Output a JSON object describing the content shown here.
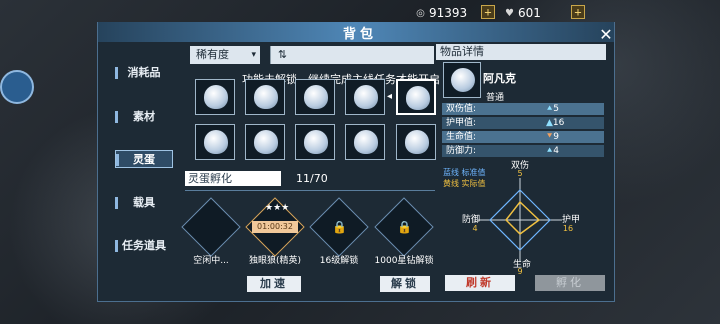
{
  "currency": {
    "coins": {
      "icon": "coin-icon",
      "value": "91393"
    },
    "gems": {
      "icon": "heart-gem-icon",
      "value": "601"
    },
    "plus": "+"
  },
  "panel": {
    "title": "背包",
    "close": "✕"
  },
  "tabs": [
    "消耗品",
    "素材",
    "灵蛋",
    "载具",
    "任务道具"
  ],
  "filter": {
    "sort_label": "稀有度",
    "sort_toggle": "⇅"
  },
  "banner": "功能未解锁，继续完成主线任务才能开启",
  "grid": {
    "arrow": "◂",
    "slot_count": 10,
    "selected_index": 4
  },
  "incubation": {
    "label": "灵蛋孵化",
    "count": "11/70",
    "slots": [
      {
        "label": "空闲中...",
        "state": "idle"
      },
      {
        "label": "独眼狼(精英)",
        "state": "hatching",
        "stars": "★★★",
        "timer": "01:00:32"
      },
      {
        "label": "16级解锁",
        "state": "locked"
      },
      {
        "label": "1000星钻解锁",
        "state": "locked"
      }
    ]
  },
  "buttons": {
    "speedup": "加速",
    "unlock": "解锁",
    "refresh": "刷新",
    "hatch": "孵化"
  },
  "detail": {
    "header": "物品详情",
    "name": "阿凡克",
    "grade": "普通",
    "stats": [
      {
        "label": "双伤值:",
        "arrow": "⯅",
        "value": "5"
      },
      {
        "label": "护甲值:",
        "arrow": "▲",
        "value": "16"
      },
      {
        "label": "生命值:",
        "arrow": "⯆",
        "value": "9"
      },
      {
        "label": "防御力:",
        "arrow": "⯅",
        "value": "4"
      }
    ],
    "legend_blue": "蓝线 标准值",
    "legend_yellow": "黄线 实际值",
    "radar": {
      "top": {
        "label": "双伤",
        "value": "5"
      },
      "right": {
        "label": "护甲",
        "value": "16"
      },
      "bottom": {
        "label": "生命",
        "value": "9"
      },
      "left": {
        "label": "防御",
        "value": "4"
      }
    }
  },
  "colors": {
    "accent": "#4f87b7",
    "highlight": "#f0c040",
    "danger": "#c0392b"
  }
}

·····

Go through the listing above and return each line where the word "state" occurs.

▶ **Answer section**
        "state": "idle"
        "state": "hatching",
        "state": "locked"
        "state": "locked"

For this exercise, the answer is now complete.